They are nature’s best and most efficient hydrologic engineers, and they are being put to work rebuilding fish and wildlife habitat in North Central Washington.
They are beavers, and where they build their dams water tables improve, shorelines stabilize, vegetation grows, and habitat for fish and wildlife improves. When high flows destroy their careful construction work, beavers simply rebuild their structures and the habitat benefits are re-established.
In this sense, beavers are a tool in the effort to improve and recover fish populations, and in North Central Washington beavers are helping improve spawning and rearing habitat for endangered spring Chinook salmon and threatened steelhead and bull trout, as well as other fish and wildlife.
Beavers have a long and complicated, and in some ways tragic, history in the Northwest. Beavers were common and prolific in the region prior to about 1800. Their preferred habitat is in or near the headwaters of rivers and streams, and more than half of the watercourses in the United States and Canada are headwaters streams. With their dams and resulting ponds, beavers have an impact on headwaters dynamics, such as tree growth, water quality, floodplain functioning, and vegetation.
In the Northwest of the early 1800s, intense competition among fur companies nearly drove beavers to extinction. Their thick fur made excellent, warm, and waterproof coats and hats. As beavers were steadily trapped and killed, their loss, in retrospect, was among the most profound causes of habitat alteration in headwaters river systems, Cody Gillin of Trout Unlimited and Julie Nelson of the Methow Beaver Project told the Council's Fish and Wildlife Committee at its October meeting in Wenatchee.

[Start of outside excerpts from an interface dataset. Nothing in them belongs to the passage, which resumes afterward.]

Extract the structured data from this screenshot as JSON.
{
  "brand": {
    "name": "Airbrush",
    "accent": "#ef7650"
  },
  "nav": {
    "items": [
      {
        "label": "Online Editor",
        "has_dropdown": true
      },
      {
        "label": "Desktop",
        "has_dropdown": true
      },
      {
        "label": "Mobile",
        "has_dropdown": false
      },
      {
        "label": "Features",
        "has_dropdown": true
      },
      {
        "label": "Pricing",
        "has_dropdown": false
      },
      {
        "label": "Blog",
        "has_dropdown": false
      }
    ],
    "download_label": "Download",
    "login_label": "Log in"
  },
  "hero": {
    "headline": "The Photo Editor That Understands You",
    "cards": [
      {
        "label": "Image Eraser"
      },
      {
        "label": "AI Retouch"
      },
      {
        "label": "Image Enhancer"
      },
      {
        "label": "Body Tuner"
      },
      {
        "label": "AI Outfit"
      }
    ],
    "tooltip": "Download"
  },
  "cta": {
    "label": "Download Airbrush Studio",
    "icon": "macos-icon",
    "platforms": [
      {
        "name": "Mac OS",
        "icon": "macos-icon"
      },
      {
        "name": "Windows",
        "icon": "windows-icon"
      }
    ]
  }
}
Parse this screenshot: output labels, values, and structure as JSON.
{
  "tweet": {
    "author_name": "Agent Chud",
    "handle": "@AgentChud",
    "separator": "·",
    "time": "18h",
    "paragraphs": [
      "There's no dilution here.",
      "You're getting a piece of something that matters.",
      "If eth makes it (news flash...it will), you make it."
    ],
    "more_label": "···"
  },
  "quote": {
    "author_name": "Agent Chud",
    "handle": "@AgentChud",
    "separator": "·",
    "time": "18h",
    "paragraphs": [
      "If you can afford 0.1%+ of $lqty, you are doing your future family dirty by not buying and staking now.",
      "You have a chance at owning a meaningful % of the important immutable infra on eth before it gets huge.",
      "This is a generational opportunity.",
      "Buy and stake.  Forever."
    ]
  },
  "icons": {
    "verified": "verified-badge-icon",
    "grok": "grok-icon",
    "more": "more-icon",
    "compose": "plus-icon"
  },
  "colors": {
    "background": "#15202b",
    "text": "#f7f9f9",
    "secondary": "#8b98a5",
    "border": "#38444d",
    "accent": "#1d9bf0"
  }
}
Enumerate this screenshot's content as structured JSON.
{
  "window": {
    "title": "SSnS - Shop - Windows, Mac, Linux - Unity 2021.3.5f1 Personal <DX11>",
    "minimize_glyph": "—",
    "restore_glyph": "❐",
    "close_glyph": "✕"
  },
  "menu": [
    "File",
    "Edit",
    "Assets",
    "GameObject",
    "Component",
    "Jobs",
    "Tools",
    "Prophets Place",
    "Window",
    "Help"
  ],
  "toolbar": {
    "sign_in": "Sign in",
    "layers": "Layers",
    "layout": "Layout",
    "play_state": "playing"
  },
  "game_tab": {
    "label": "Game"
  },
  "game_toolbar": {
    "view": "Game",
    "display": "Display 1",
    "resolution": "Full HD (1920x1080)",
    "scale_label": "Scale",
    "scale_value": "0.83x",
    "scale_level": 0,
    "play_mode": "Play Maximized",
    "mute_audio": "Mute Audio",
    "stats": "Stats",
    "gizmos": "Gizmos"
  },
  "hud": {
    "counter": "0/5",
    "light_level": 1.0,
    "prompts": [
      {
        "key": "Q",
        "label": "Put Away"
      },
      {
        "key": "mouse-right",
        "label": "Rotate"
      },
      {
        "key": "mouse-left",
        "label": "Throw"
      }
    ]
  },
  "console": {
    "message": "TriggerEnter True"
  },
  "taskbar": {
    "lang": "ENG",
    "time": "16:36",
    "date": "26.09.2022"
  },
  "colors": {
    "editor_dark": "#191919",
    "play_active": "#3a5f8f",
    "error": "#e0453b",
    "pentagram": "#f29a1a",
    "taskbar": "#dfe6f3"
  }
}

But beavers, reintroduced into habitat where they have been mostly absent for more than a century, are doing what they do best, and threatened and endangered fish species are benefitting from the improved watershed health and stream complexity, and water storage. And in this way, beavers are helping forests and rivers adapt to the changing climate as well as fulfilling measures in the Council’s Columbia River Basin Fish and Wildlife Program that call for improving and restoring floodplain habitat.
The Methow Program begin in 2008 when it was realized that beavers, which Gillin describes as “habitat superheroes” could provide a low-tech, low cost, and very effective means of habitat restoration.
Nelson said flooding caused by beaver dams sometimes and in some places is a nuisance. Those beavers can be collected, held temporarily at a fish hatchery, and then relocated to places in watersheds “where this kind of natural treatment would do some good.” Sites are selected by overlaying maps of fishery data, regional priorities for restoration of streams and rivers, evidence of previous beaver use, and vegetation – adequate cottonwood, aspen and alder (beavers eat tree bark, not fish). This allows for “habitat scoring” to select the best potential sites for relocation.
There are many partners in the effort, and landowners can receive financial assistance for allowing access to their property. “We emphasize co-existence as the way to go,” she said.
Over the last 10 years the project has relocated more than 400 beavers, Nelson said. “Then we monitor the sites to see if they are doing what we hoped they would do.”
When a good site is identified but there are no available beavers, “beaver analogs” are built – manmade dams built with sticks and branches.
“What’s really fun about this project is to see how fast a site can be restored,” she said. “We’ve been able to do a long-term water temperature study to see if the presence of beavers lowers stream temperatures. One pond yielded enough water to serve five households for a year.”
There is a natural cycle with beaver dams of construction, then destruction by flooding when water levels rise and flows increase, then reconstruction. The net effect is to pull water underground and restore flood plain connections, streamside vegetation, and habitat complexity – all good things for fish and wildlife.
“Another really wonderful thing we have found is that beavers increase biodiversity at the site where they build dams; we’ve seen bears, cougars and other wildlife at our sites,” Nelson said.
Once introduced to a site, beavers tend to stay put, especially if they are released in pairs, one male and one female.
“We don’t want to put two males together or two females,” Nelson said. “If we put them out as a couple they will stay in a location better.”
The cost is low, about $85,000 a year, and funded by grants.
“Beaver restoration is cheap compared to every other type of salmon restoration we do,” she said.
View a video of the Methow Beaver Project here.